San Francisco Bay area company Sila Nanotechnologies purchased a vacant factory in Moses Lake, Washington, and announced plans Tuesday to open a big operation there to produce advanced battery materials to power electric cars.

Sila Nanotechnologies has partnerships with automakers BMW and Mercedes to supply components that increase the energy density of lithium-ion batteries used in electric cars and consumer electronics.

Sila bought the closed factory building from Xyleco. That Massachusetts company originally acquired it to test a new process for making ethanol out of inedible plant matter. Conveniently, the property sits directly across the street from the underutilized REC Silicon industrial facility, which could supply silane gas to Sila for advanced battery production.

"We’ve been working towards automotive quality standards and scale since our start to ensure longer range, faster charge times and lower battery cost," Sila CEO and co-founder Gene Berdichevsky said in a press statement. "With this scale-up, we have a pivotal piece to realize the full potential of next-generation materials at the volumes required to make a global impact."

During the new factory’s initial phase of production, Sila projected it could make enough anode material to power 100,000 to 500,000 electric cars annually, depending on whether its silicon-based product is used as a full or partial replacement for traditional graphite anodes. Production is supposed to begin in Moses Lake in late 2024.

Sila did not provide a specific number for how big its investment in Washington state would be, although Berdichevsky told Reuters it would cost in the "low hundreds of millions of dollars" to launch the new plant.

The renovation and outfitting of the factory building could benefit from a newly approved sales tax deferral and waiver for clean energy manufacturing. The Washington Legislature approved the new tax break in March after hearing testimony that such a policy would attract investment and research development.

Washington Gov. Jay Inslee had a virtual meeting on April 14 with the leadership from Sila Nanotechnologies to welcome the company to his state, as first reported by the Washington Observer.

Inslee and President Joe Biden have sketched broad ambitions to increase adoption of battery-powered vehicles.

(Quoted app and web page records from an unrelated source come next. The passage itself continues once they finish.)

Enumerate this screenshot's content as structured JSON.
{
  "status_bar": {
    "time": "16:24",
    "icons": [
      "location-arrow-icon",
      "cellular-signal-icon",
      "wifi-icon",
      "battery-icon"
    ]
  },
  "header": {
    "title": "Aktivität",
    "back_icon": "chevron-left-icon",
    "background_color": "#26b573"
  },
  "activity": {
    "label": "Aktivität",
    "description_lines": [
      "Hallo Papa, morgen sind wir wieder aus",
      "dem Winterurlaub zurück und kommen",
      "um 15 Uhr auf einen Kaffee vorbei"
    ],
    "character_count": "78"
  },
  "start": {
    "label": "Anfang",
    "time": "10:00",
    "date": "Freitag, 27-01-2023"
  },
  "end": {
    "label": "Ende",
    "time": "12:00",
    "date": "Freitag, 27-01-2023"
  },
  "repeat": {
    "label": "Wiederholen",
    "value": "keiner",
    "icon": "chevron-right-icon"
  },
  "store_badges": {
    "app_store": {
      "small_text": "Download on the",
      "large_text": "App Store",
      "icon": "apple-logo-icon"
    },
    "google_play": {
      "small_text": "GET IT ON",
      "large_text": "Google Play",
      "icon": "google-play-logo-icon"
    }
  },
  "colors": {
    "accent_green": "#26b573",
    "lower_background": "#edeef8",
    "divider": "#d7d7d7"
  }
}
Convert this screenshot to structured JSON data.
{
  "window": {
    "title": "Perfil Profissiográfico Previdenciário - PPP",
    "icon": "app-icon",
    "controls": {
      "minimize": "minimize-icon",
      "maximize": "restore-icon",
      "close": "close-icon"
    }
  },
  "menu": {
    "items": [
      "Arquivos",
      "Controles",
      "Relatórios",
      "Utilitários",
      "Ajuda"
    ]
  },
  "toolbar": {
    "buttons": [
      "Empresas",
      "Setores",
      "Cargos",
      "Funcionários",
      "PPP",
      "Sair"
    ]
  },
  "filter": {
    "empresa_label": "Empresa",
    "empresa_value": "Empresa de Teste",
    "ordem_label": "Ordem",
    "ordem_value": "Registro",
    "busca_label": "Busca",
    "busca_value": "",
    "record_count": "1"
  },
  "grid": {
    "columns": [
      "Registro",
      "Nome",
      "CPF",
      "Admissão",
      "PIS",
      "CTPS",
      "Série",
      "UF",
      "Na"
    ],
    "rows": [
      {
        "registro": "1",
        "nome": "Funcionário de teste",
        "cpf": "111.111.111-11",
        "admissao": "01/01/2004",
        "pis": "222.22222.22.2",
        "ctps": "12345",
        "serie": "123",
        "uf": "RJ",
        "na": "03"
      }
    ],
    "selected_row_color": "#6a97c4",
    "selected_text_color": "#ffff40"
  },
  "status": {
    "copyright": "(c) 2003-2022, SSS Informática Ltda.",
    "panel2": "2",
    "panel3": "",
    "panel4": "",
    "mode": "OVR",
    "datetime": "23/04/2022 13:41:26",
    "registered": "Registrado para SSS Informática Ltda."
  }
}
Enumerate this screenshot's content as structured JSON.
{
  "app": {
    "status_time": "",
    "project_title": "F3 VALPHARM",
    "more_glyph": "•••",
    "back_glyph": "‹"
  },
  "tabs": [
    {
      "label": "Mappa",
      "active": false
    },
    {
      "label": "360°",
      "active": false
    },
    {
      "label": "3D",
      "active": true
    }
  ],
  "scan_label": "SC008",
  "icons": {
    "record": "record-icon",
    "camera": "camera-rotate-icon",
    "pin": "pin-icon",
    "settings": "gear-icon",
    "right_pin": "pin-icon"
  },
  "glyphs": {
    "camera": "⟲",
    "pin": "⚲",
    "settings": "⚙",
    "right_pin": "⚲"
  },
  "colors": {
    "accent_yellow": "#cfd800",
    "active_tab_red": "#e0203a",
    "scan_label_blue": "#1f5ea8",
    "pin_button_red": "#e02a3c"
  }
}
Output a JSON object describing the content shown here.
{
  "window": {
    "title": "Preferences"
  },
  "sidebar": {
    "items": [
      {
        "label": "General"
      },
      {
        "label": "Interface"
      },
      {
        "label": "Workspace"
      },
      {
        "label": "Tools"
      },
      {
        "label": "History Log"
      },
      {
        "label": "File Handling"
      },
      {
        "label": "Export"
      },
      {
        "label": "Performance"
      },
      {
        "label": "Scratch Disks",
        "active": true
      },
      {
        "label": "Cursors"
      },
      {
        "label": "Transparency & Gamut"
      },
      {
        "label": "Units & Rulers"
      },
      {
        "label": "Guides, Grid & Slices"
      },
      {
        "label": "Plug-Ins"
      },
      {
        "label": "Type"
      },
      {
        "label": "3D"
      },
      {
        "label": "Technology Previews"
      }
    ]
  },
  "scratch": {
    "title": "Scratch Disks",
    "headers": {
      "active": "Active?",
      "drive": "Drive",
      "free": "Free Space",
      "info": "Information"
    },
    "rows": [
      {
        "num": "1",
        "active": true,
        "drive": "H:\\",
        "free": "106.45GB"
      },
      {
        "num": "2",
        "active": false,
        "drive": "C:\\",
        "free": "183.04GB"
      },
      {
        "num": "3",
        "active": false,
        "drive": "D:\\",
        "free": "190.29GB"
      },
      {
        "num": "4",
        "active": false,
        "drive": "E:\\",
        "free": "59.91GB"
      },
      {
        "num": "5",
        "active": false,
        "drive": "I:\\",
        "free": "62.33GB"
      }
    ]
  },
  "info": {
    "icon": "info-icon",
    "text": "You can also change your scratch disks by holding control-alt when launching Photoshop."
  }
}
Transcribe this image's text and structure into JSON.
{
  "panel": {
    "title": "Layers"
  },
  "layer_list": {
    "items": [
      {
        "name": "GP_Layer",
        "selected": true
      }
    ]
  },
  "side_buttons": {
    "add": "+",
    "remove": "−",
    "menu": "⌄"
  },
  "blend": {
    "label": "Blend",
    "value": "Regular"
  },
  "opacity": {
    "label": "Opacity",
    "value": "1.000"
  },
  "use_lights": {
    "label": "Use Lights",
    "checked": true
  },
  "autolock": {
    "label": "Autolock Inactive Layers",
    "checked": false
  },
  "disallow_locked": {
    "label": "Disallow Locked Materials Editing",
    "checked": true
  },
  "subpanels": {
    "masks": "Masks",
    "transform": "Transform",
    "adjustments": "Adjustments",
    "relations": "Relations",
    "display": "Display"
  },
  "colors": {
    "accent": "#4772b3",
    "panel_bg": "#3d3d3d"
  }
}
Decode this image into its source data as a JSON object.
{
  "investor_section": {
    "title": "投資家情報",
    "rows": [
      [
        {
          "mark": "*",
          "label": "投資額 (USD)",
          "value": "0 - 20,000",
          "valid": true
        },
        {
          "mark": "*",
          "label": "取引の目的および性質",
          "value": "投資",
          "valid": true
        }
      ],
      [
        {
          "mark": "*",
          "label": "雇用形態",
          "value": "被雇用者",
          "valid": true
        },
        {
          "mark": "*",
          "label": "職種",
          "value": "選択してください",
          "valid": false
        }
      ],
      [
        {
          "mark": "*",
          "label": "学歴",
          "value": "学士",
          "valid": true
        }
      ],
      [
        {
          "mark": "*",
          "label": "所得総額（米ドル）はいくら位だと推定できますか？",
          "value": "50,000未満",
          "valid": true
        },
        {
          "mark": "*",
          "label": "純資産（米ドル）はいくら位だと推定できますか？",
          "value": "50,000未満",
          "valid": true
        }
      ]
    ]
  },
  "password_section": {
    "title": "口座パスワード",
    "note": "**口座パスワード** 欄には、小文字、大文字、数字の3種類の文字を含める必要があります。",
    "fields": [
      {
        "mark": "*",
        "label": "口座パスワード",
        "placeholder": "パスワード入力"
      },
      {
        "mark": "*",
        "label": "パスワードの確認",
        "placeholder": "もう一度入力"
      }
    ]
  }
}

Sales of EVs have been rising briskly in recent years, but accounted for less than 8% of new car sales in Washington and Oregon in 2021. Among the limiting factors for increased sales are the premium prices of plug-in vehicles, which are closely tied to the high cost of the battery packs.

"The state has considerable interest in the EV market and developing that as quickly as possible," Inslee's press spokesperson Mike Faulk said via email. "It's projected that demand is quickly going to outpace supply and that increased capacity in manufacturing EV batteries is a very important component of our decarbonization strategy moving forward."

Now semi-retired, Tom Banse covered national news, business, science, public policy, Olympic sports and human interest stories from across the Northwest. He reported from well known and out–of–the–way places in the region where important, amusing, touching, or outrageous events unfolded. Tom's stories can be found online and were heard on-air during "Morning Edition" and "All Things Considered" on NPR stations in Washington, Oregon, and Idaho.